Nothing but a number is wanted here: the tally of lines in the material below that include "direction".
Segment Start: STUDY MATERIAL
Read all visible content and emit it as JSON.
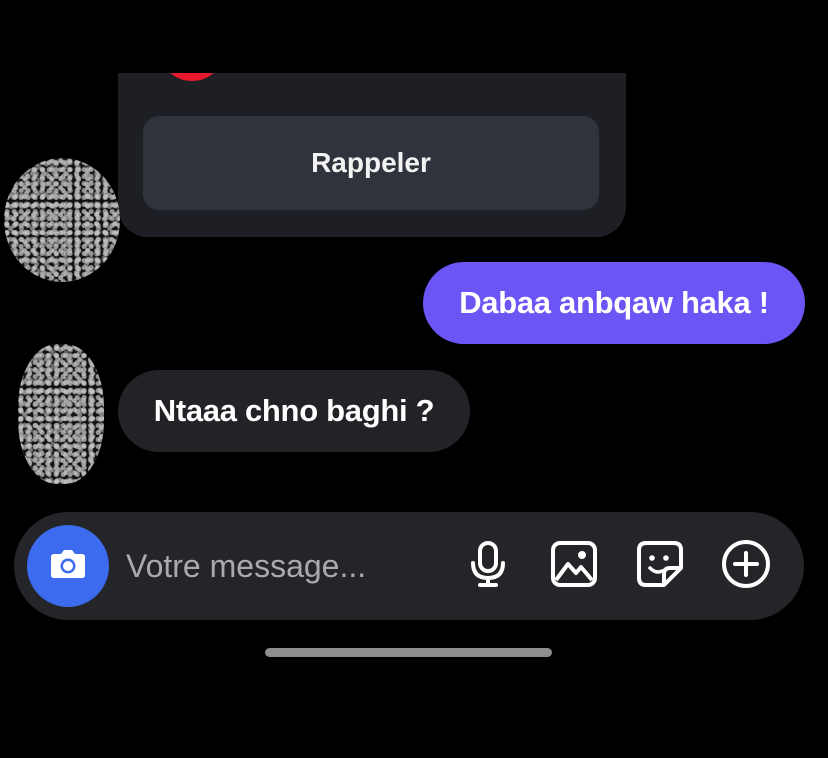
{
  "call_card": {
    "recall_label": "Rappeler",
    "indicator_color": "#e8192c"
  },
  "messages": [
    {
      "direction": "outgoing",
      "text": "Dabaa anbqaw haka !"
    },
    {
      "direction": "incoming",
      "text": "Ntaaa chno baghi ?"
    }
  ],
  "composer": {
    "placeholder": "Votre message...",
    "value": "",
    "icons": [
      "camera-icon",
      "microphone-icon",
      "image-icon",
      "sticker-icon",
      "plus-icon"
    ]
  },
  "colors": {
    "outgoing_bubble": "#6b55f4",
    "incoming_bubble": "#222327",
    "camera_button": "#3d6bf0"
  }
}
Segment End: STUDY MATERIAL
**OUTPUT BELOW**
2